Additional legislation that controls pet food safety is a continuous challenge. For example, advocacy groups want Congress to pass legislation that prohibits pet food manufacturers from using ingredients taken from 4D bins. This refers to parts of dead, dying and diseased animals that have perished not due to traditional slaughtering–chickens, cows, turkeys and others–that are then used to manufacture pet food. These are also the animal parts that have been rejected for use food produced for human consumption. In fact, according to the Decoding Pet Food report released by the Cornucopia Institute in November, flesh from dying and diseased animals loses its nutritional value. Not only that, when muscle meat is cooked at high temperatures, it forms carcinogenic heterocyclic amines and polycyclic aromatic hydrocarbons—both clearly unsafe for both pet and human consumption.[23, 24]
Making the pet food industry safer than ever is already in the works. Pet food products fall under the umbrella of the recently released Food Safety Modernization Act’s Preventive Controls rule for both human and animal food. Once fully implemented, these new requirements will establish Hazard Analyses and risk-based preventive controls for the pet food industry. Now—with varying compliance dates depending on facility size—it is up to companies to ensure that sick employees are not handling animal feed or pet food while maintaining production facilities that are clean and enforce strict handwashing rules.

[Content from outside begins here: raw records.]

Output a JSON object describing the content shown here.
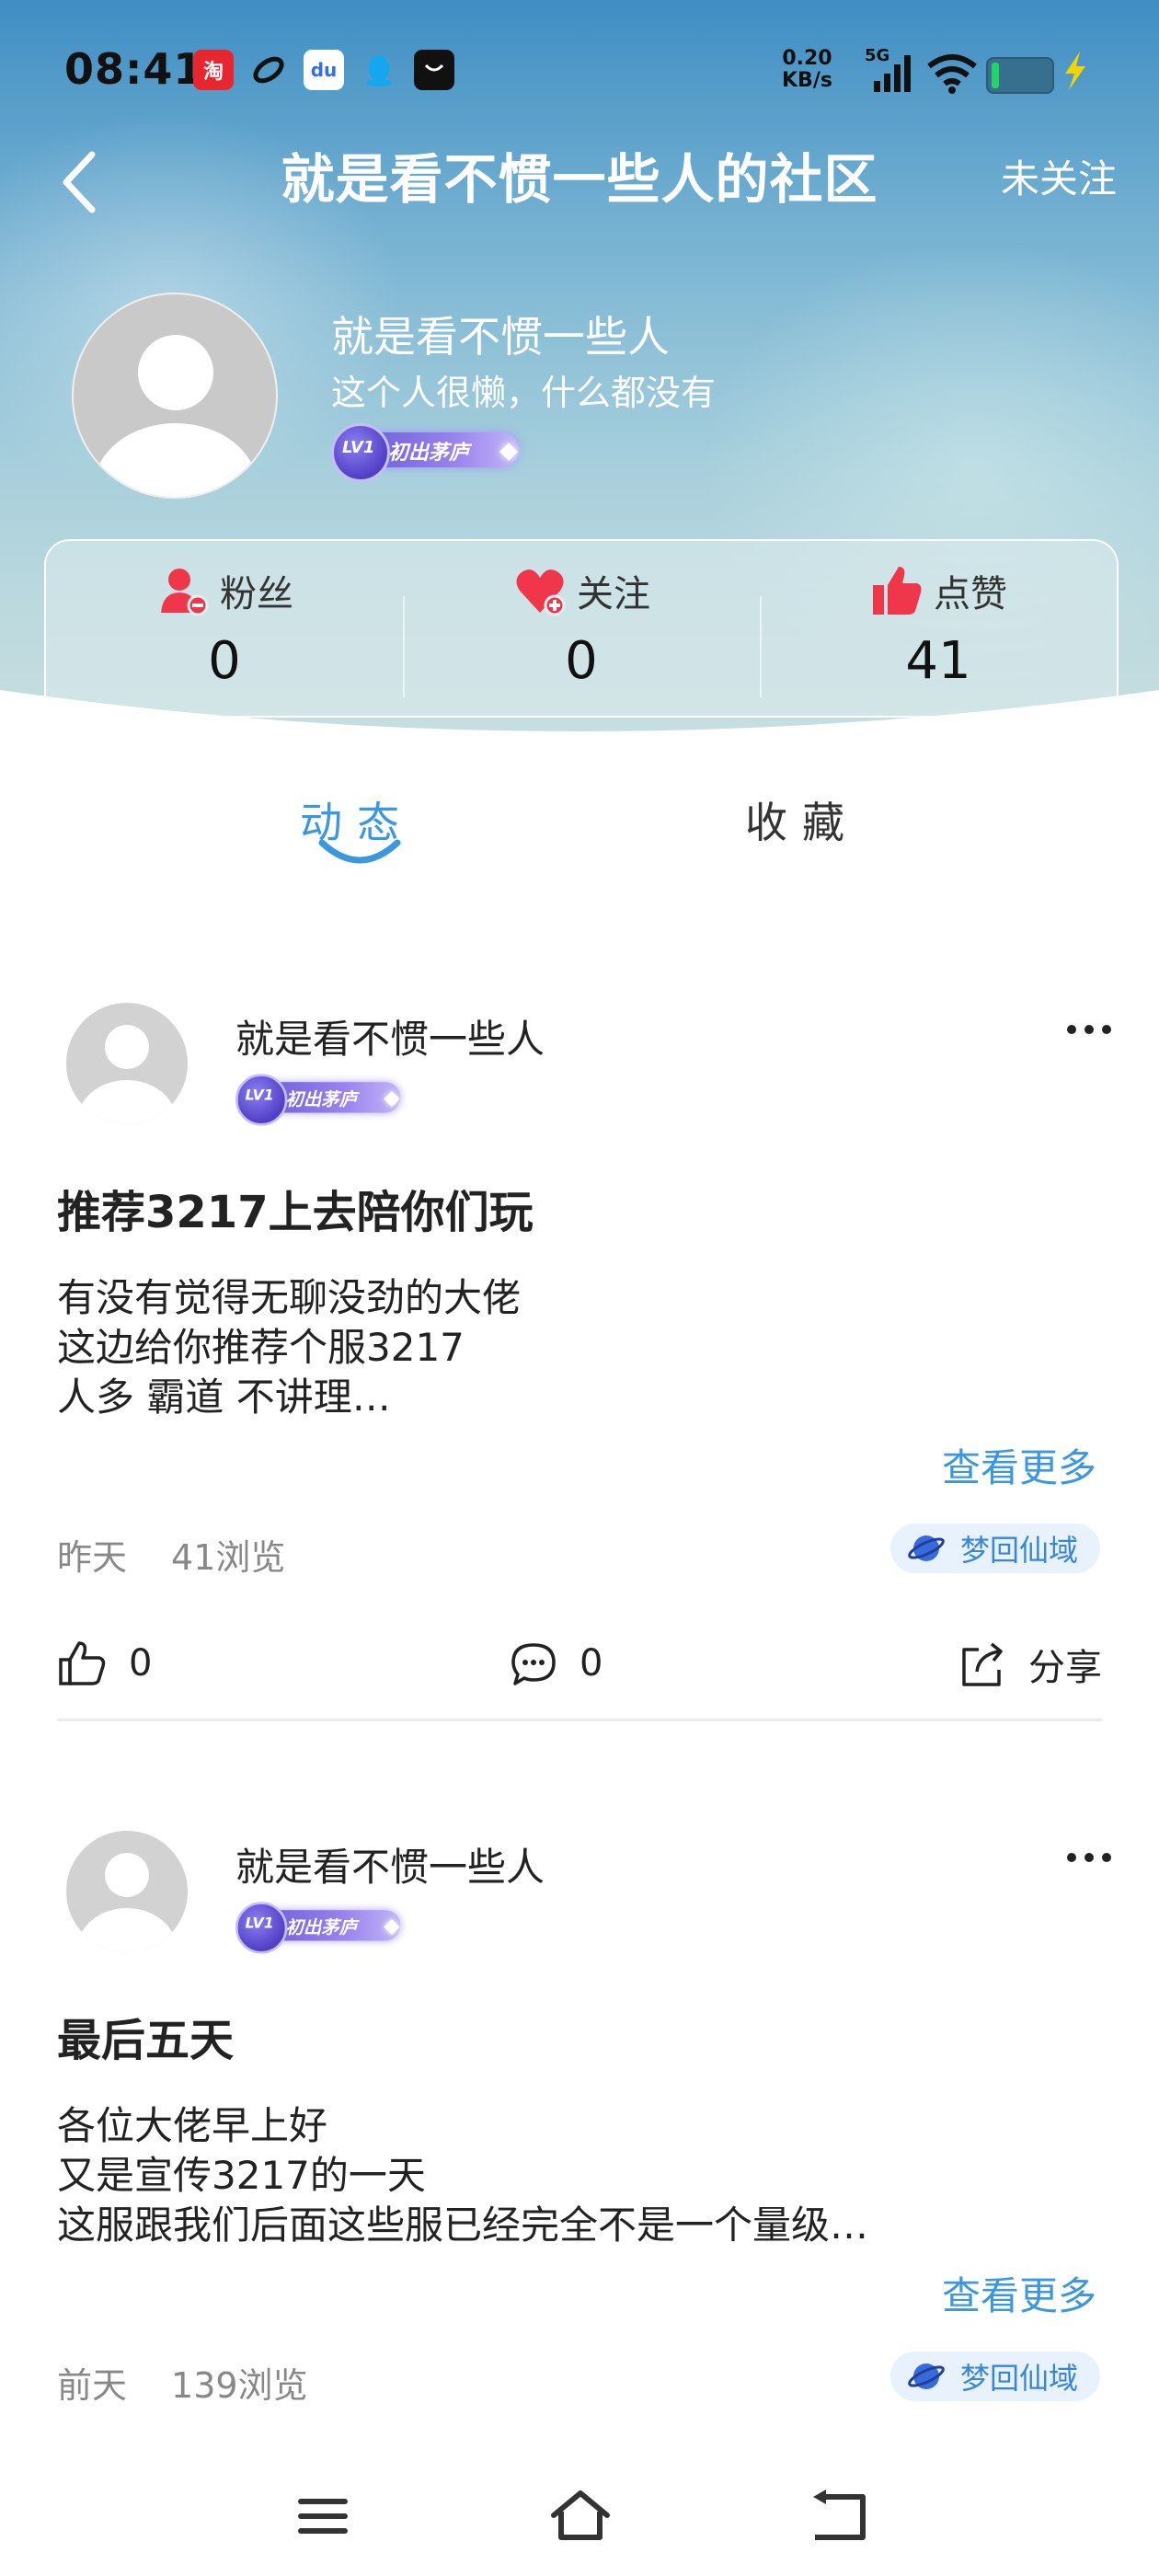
{
  "status_bar": {
    "time": "08:41",
    "app_icons": [
      "taobao-icon",
      "browser-icon",
      "baidu-icon",
      "qq-icon",
      "message-icon"
    ],
    "net_rate_value": "0.20",
    "net_rate_unit": "KB/s",
    "signal_label": "5G",
    "colors": {
      "taobao": "#e8262f",
      "baidu": "#2f6df3",
      "qq": "#14a7f0"
    }
  },
  "header": {
    "title": "就是看不惯一些人的社区",
    "follow_label": "未关注"
  },
  "profile": {
    "username": "就是看不惯一些人",
    "bio": "这个人很懒，什么都没有",
    "level": "LV1",
    "badge_text": "初出茅庐"
  },
  "stats": [
    {
      "icon": "fans-icon",
      "label": "粉丝",
      "value": "0"
    },
    {
      "icon": "follow-heart-icon",
      "label": "关注",
      "value": "0"
    },
    {
      "icon": "thumbs-up-icon",
      "label": "点赞",
      "value": "41"
    }
  ],
  "tabs": [
    {
      "label": "动态",
      "active": true
    },
    {
      "label": "收藏",
      "active": false
    }
  ],
  "posts": [
    {
      "author": "就是看不惯一些人",
      "level": "LV1",
      "badge_text": "初出茅庐",
      "title": "推荐3217上去陪你们玩",
      "body_lines": [
        "有没有觉得无聊没劲的大佬",
        "这边给你推荐个服3217",
        "人多 霸道 不讲理…"
      ],
      "see_more": "查看更多",
      "time": "昨天",
      "views": "41浏览",
      "community": "梦回仙域",
      "likes": "0",
      "comments": "0",
      "share_label": "分享"
    },
    {
      "author": "就是看不惯一些人",
      "level": "LV1",
      "badge_text": "初出茅庐",
      "title": "最后五天",
      "body_lines": [
        "各位大佬早上好",
        "又是宣传3217的一天",
        "这服跟我们后面这些服已经完全不是一个量级…"
      ],
      "see_more": "查看更多",
      "time": "前天",
      "views": "139浏览",
      "community": "梦回仙域"
    }
  ],
  "bottom_nav": [
    "menu-icon",
    "home-icon",
    "back-nav-icon"
  ],
  "colors": {
    "accent": "#3a97e0",
    "like_red": "#f0364b"
  }
}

These same handwashing habits are also recommended for consumers who want to remain healthy pet owners.[25, 26, 27]